The dynamic duo of tenor saxophonist Timo Lassy and drummer Teppo Mäkynen return with a double LP of live recordings captured in 2019 and 2020. The We Jazz Records release "Live Recordings 2019-2020" follows the duo's 2019 LP which was shortlisted for "Jazz Album Of the Year" at Gilles Peterson's Worldwide Awards. While the studio album versions were studies in improvisational brevity, the live album lets the long-time collaborators really let loose and build memorable sonic narratives around the compositions. The album is produced and edited by Teppo Mäkynen, also known as a sought-after producer with the knack for looking at the big picture.
Helsinki duo Timo Lassy & Teppo Mäkynen present strong body of work on their new LP which updates the sound of an acoustic sax+drums combo in a highly inspiring way. Lassy plays sax, Mäkynen plays drums and handles production duties. Consisting of 13 focused tracks each clocking in at around three minutes, the album's sound ranges from spiritual-tinged free playing all the way to delicious 4/4 groove hard-hitters, showcasing producer "Teddy Rok" Mäkynen's love for electronic music. That being said, the sound here is that of an acoustic jazz band, placed left of the timeline and thinking ahead of what this instrumentation could achieve. The overall sound is warm and inviting, with the various delicious details inspiring repeated listening.
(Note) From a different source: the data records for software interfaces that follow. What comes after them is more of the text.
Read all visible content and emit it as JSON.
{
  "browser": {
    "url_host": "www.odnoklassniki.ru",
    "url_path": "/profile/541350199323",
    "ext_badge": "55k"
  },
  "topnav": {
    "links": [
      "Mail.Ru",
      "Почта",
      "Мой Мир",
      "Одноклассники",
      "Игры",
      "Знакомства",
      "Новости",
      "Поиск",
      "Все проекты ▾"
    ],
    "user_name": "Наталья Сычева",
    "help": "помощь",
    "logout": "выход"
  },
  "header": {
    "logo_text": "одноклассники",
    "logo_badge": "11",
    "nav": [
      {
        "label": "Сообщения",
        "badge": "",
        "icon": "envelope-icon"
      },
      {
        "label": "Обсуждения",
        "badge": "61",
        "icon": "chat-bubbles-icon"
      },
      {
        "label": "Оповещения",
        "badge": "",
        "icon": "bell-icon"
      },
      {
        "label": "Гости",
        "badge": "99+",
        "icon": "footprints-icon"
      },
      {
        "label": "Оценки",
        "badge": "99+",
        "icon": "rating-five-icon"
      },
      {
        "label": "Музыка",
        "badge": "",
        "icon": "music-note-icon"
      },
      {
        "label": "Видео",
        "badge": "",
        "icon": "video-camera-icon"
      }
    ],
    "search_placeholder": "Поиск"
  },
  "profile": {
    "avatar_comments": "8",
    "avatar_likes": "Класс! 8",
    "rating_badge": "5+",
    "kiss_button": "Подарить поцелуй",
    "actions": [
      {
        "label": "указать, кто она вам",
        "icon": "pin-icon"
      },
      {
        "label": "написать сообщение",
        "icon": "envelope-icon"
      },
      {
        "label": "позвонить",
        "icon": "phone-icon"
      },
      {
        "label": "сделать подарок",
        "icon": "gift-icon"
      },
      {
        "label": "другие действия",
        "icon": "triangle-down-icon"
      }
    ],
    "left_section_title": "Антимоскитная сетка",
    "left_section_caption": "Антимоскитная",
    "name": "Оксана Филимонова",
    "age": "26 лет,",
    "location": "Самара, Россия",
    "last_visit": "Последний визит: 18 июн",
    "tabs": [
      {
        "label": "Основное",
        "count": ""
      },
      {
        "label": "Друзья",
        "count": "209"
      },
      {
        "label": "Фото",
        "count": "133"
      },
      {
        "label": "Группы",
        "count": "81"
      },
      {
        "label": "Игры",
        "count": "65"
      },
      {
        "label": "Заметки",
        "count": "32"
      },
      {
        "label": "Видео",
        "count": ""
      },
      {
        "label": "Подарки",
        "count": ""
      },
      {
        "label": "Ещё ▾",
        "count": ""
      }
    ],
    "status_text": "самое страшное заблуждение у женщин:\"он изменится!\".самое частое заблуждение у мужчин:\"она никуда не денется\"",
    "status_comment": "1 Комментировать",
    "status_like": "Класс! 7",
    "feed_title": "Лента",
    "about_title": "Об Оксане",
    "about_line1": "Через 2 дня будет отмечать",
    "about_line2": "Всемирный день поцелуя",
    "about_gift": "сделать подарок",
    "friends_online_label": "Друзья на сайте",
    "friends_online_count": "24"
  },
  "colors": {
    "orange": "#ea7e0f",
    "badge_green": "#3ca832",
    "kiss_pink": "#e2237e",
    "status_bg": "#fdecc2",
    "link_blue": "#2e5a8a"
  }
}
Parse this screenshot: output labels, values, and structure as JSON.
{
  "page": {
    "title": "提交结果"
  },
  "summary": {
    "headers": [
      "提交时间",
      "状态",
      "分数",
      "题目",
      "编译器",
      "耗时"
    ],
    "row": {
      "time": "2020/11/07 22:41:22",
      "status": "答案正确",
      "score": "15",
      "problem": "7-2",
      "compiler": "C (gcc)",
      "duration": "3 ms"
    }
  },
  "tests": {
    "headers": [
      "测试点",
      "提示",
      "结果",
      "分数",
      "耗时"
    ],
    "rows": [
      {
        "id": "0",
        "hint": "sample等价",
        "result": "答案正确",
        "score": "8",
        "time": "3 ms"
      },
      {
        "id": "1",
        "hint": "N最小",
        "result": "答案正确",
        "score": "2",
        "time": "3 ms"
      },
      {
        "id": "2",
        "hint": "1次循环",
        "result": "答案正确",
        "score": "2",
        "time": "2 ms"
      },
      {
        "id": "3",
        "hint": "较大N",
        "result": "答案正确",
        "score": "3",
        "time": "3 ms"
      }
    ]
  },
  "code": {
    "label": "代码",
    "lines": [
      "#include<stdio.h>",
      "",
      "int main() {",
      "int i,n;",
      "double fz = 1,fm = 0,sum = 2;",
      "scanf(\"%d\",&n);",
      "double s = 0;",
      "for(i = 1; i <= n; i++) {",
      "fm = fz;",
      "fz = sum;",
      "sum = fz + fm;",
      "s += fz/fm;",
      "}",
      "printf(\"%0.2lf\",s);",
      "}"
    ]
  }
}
Guitarist Nicola Conte's sixth recording as a leader is a vocal tour de force, as five different singers split up duties on select tracks. With a substantial horn section pulled from the jazz ranks, Conte takes on the role of producer more than instrumentalist, while exploring various strains of Latin jazz backings for his words and music that are mostly from his personal book of tunes.